━━ MATERIAL FOR THIS TASK ━━

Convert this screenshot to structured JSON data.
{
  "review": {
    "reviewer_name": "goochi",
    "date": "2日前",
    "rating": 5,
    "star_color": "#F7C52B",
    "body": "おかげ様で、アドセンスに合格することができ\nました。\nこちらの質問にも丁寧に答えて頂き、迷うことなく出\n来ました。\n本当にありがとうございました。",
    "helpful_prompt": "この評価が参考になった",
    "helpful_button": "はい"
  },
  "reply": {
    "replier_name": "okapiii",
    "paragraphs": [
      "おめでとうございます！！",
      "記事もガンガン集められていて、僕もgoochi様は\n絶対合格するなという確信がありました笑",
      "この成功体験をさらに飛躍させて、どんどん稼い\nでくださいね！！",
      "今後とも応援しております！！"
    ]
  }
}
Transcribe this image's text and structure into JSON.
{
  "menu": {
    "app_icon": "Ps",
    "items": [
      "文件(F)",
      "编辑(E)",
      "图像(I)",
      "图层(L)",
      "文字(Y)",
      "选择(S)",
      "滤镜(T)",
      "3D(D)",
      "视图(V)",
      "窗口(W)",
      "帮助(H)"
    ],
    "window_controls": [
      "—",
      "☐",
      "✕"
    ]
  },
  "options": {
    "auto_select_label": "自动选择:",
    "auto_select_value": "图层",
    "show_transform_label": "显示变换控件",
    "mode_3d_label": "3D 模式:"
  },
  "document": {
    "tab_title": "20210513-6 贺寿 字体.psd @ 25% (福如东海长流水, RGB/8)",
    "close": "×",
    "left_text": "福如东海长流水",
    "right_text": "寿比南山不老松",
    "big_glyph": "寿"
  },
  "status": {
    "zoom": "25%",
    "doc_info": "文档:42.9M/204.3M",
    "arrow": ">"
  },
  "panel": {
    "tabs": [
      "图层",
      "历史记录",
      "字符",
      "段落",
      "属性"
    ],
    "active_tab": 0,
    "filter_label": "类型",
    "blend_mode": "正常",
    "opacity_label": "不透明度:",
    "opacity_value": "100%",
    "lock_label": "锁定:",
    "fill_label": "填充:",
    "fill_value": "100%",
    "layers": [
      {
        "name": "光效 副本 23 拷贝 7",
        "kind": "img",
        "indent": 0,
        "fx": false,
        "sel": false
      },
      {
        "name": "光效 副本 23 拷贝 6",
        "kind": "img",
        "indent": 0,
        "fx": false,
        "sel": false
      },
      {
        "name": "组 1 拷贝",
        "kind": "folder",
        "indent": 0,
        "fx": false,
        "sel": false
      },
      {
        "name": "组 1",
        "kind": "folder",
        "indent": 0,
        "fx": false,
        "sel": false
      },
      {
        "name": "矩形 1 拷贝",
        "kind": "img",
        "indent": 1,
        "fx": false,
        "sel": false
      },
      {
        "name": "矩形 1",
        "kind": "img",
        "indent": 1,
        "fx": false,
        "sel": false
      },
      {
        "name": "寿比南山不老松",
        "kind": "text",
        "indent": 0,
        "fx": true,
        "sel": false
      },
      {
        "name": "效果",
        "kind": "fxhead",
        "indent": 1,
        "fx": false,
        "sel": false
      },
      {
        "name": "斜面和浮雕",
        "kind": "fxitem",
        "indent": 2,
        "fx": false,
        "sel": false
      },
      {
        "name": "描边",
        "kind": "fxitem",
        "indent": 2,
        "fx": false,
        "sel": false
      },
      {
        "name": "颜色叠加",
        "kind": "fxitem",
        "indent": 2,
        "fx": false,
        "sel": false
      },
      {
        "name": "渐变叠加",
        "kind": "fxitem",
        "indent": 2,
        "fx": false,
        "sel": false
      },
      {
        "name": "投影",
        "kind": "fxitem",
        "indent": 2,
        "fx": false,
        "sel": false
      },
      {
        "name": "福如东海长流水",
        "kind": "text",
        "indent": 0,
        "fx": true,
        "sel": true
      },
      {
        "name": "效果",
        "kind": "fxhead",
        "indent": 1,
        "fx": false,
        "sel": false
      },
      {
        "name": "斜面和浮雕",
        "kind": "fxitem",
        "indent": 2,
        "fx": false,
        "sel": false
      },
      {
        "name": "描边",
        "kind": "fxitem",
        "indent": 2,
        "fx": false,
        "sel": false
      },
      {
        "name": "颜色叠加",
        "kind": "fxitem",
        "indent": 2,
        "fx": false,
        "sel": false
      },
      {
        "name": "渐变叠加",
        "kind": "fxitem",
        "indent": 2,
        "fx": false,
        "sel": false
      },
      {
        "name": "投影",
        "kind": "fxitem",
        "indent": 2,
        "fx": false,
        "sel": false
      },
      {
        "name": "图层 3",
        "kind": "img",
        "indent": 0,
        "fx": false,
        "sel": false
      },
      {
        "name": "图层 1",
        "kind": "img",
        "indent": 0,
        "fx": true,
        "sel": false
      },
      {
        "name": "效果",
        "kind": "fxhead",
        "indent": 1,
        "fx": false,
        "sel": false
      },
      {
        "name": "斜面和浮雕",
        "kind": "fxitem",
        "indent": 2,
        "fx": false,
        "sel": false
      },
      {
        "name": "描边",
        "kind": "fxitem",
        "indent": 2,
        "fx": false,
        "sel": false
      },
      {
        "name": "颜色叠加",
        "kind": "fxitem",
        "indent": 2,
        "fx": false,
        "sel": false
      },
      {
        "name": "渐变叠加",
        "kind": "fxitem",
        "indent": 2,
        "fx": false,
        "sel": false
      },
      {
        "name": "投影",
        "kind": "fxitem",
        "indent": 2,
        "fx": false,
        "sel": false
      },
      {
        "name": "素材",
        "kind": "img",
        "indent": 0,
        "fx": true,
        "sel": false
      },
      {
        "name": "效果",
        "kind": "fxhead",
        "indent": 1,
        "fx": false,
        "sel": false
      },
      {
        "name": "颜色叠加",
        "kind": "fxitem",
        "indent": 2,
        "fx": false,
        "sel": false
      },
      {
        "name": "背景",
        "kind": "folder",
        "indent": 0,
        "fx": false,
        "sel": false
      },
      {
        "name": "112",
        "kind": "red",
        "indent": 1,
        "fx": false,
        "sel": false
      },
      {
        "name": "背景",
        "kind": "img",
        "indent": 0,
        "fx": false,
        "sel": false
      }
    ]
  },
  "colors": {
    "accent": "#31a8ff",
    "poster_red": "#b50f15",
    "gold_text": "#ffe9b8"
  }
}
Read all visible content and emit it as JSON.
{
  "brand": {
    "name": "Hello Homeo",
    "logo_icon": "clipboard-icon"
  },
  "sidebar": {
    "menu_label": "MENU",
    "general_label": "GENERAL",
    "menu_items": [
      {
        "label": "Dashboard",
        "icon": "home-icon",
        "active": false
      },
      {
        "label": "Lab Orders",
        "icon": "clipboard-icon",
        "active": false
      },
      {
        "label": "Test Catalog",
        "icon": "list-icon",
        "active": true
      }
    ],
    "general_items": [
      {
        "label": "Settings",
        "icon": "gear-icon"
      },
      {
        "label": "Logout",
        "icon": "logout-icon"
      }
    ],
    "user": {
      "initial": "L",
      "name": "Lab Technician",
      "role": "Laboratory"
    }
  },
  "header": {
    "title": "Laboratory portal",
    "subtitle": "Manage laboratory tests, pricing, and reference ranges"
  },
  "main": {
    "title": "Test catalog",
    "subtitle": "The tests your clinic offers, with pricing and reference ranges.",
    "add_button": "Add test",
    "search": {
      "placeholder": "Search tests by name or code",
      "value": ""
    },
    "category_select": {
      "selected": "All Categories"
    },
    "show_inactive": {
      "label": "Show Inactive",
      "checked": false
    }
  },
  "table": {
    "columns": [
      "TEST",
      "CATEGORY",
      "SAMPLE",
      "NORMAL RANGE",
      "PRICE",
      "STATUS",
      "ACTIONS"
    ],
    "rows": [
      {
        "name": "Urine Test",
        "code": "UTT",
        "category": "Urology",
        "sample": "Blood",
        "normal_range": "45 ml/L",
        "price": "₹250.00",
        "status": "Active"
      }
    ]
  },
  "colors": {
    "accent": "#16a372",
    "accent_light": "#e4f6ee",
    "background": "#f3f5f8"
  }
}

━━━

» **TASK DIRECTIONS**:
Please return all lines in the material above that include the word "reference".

» **TASK ANSWER**:
    "subtitle": "Manage laboratory tests, pricing, and reference ranges"
    "subtitle": "The tests your clinic offers, with pricing and reference ranges.",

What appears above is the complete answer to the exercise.